Baltimore (, locally: [ˈbɔɫ.mɔɻ]) is the largest city in the U.S. state of Maryland, and the 29th-most populous city in the country. It was established by the Constitution of Maryland and is not part of any county; thus, it is the largest independent city in the United States, with a population of 621,849 as of 2015. As of 2016, the population of the Baltimore metropolitan area was estimated to be just under 2.8 million, making it the 21st largest metropolitan area in the country.
Founded in 1729, Baltimore is the second-largest seaport in the Mid-Atlantic. Baltimore's Inner Harbor was once the second leading port of entry for immigrants to the United States and a major manufacturing center. After a decline in major manufacturing, industrialization and rail transportation, Baltimore shifted to a service-oriented economy, with the Johns Hopkins Hospital (founded 1889) and Johns Hopkins University (founded 1876), now the city's top two employers.
With hundreds of identified districts, Baltimore has been dubbed "a city of neighborhoods". Famous residents have included the writers Edgar Allan Poe, Edith Hamilton, Frederick Douglass, and H.L. Mencken; jazz musician James "Eubie" Blake; singer Billie Holiday; actor and filmmaker John Waters; and baseball player Babe Ruth. In the War of 1812, Francis Scott Key wrote The Star-Spangled Banner, later the American national anthem, in Baltimore.

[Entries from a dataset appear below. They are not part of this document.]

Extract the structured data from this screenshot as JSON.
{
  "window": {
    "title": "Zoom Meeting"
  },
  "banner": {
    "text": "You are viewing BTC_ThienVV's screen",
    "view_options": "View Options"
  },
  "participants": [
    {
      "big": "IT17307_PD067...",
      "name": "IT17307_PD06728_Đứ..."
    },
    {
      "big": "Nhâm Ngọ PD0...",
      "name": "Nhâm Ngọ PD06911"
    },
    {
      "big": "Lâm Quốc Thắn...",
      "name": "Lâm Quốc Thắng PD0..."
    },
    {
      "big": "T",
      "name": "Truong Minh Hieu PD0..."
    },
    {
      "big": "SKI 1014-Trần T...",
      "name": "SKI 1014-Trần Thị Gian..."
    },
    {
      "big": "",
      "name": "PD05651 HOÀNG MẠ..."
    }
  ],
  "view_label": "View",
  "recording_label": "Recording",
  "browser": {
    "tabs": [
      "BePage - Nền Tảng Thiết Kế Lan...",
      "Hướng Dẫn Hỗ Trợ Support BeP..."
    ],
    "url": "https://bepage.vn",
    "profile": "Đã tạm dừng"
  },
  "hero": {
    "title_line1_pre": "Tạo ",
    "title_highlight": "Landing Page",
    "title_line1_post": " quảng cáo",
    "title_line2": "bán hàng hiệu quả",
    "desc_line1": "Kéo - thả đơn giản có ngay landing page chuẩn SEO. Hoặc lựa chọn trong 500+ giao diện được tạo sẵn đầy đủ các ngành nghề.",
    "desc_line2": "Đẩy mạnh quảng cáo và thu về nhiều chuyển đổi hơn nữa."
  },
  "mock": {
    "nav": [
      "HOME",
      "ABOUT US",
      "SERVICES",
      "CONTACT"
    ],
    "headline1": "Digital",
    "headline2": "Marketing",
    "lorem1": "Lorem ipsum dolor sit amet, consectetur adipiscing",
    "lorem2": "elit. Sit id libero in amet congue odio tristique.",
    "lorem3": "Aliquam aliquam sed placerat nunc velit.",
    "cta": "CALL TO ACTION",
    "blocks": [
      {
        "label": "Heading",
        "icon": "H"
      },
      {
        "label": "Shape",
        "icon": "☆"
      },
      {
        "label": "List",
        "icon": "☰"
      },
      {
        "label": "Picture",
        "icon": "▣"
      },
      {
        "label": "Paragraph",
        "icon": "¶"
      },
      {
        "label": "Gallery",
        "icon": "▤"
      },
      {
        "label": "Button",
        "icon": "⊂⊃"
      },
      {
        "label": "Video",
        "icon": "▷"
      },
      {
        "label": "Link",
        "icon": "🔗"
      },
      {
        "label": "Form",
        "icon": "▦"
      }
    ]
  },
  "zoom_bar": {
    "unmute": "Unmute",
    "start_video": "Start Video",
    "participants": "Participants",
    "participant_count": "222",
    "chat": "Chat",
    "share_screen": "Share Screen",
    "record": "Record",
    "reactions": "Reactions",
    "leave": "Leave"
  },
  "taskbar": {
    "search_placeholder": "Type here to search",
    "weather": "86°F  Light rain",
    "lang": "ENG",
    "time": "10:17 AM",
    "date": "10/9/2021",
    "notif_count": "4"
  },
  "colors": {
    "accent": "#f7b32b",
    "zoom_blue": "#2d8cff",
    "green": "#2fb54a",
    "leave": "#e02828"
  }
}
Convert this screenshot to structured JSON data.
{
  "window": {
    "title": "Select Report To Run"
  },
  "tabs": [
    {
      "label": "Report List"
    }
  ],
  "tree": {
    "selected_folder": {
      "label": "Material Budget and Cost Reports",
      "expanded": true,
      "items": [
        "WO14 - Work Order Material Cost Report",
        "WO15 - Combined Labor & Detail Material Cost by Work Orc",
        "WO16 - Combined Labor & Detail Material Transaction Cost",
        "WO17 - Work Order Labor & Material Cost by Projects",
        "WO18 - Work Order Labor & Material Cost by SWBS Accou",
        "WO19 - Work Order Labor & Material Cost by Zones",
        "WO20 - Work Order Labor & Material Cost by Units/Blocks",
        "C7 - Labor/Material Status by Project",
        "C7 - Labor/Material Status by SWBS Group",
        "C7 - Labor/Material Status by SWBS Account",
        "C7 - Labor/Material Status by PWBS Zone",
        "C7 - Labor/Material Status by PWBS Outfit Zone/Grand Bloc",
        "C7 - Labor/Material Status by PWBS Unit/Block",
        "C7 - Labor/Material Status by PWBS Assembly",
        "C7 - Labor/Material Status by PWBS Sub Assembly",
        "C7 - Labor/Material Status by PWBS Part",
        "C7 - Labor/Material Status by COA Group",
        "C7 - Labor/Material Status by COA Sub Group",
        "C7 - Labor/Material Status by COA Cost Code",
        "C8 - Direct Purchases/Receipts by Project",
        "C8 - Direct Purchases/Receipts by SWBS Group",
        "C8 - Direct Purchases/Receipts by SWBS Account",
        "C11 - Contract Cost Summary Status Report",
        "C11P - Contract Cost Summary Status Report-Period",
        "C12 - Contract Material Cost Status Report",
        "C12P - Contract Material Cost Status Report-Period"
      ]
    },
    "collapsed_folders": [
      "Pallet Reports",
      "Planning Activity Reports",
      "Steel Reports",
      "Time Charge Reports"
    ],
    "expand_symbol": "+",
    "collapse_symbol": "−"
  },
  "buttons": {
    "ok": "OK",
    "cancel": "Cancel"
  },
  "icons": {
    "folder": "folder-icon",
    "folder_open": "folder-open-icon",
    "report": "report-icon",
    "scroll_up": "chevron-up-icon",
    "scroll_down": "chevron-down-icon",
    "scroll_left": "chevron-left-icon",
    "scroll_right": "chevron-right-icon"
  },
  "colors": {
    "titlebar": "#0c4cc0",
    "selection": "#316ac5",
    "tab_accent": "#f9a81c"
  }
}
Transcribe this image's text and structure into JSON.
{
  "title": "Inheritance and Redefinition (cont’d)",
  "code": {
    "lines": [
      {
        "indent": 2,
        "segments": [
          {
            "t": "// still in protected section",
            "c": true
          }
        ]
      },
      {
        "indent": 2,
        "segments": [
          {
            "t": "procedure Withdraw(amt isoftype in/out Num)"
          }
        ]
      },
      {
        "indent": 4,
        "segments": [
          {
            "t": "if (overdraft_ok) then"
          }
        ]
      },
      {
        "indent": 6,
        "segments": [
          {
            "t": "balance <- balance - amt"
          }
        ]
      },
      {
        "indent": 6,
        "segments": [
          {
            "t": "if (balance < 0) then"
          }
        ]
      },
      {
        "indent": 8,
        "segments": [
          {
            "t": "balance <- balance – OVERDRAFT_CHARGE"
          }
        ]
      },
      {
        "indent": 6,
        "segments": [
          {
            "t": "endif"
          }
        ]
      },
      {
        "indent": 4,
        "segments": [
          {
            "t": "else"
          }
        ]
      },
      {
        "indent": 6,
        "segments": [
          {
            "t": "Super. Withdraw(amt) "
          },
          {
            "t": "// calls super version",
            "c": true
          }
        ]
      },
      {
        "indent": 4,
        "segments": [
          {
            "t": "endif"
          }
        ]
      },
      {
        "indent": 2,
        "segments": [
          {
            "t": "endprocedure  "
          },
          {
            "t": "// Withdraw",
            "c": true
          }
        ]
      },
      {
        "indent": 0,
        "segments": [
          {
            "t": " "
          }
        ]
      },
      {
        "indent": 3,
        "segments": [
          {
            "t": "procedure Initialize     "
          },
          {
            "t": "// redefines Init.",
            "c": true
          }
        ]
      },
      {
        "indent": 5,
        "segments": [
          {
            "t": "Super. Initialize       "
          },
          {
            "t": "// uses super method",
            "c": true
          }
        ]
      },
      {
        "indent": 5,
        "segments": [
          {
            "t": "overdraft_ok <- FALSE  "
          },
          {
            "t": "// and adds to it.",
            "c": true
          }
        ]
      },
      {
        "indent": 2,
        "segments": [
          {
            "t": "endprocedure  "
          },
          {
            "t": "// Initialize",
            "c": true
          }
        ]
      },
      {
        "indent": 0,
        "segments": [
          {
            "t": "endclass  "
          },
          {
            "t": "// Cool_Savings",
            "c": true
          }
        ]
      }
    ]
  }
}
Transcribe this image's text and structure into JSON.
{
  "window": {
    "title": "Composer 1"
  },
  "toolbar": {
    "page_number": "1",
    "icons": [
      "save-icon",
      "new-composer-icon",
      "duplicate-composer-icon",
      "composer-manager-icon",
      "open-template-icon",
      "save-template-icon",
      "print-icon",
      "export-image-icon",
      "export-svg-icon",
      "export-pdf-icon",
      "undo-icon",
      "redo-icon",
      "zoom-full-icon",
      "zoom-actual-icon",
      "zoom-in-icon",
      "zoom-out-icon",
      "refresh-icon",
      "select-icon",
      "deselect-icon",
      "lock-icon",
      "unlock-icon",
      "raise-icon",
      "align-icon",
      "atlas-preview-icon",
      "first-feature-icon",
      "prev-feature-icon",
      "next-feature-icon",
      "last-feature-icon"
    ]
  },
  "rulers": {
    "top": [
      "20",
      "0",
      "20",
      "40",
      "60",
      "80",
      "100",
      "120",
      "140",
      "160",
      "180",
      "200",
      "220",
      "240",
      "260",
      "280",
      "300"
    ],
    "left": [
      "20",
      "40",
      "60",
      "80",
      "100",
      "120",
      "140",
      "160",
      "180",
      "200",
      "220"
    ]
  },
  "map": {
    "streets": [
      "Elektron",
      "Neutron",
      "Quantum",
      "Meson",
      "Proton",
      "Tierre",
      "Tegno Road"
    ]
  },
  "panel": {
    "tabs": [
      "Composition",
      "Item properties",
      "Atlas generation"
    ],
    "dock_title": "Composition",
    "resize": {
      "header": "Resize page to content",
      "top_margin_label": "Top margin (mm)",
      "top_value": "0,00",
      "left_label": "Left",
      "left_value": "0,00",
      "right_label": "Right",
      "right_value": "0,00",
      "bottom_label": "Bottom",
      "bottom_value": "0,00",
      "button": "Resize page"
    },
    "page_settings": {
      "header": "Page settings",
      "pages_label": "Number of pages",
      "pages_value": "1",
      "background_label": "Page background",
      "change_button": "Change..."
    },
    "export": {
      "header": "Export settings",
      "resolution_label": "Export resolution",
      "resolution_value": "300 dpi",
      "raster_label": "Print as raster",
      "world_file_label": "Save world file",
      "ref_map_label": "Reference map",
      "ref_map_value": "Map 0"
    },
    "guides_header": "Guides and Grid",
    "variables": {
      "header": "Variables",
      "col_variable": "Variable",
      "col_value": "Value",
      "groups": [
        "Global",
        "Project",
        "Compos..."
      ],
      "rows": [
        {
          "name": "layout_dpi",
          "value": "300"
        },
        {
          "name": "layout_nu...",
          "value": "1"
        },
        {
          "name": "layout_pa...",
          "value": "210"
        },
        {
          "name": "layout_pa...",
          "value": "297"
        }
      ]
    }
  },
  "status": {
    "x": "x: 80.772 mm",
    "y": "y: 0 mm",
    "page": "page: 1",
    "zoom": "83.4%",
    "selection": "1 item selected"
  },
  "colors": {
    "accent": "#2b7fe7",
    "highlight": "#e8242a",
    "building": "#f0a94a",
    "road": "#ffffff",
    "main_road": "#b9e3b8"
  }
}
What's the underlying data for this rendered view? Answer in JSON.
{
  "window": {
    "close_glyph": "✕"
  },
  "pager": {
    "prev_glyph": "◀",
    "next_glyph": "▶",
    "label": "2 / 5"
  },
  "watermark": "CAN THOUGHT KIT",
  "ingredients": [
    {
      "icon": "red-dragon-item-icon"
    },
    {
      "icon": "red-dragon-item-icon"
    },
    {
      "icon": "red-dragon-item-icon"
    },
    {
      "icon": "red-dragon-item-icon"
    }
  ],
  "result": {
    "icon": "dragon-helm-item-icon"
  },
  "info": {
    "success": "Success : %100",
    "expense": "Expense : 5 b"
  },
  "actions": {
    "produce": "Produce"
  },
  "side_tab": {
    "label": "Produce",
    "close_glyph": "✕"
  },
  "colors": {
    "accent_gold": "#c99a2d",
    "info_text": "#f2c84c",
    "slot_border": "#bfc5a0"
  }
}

Baltimore has more public statues and monuments per capita than any other city in the country and is home to some of the earliest National Register Historic Districts in the nation, including Fell's Point, Federal Hill, and Mount Vernon, which were added to the National Register between 1969–1971. Close to a third of the city's buildings (over 65,000) are designated as historic in the National Register, which is more than any other U.S. city.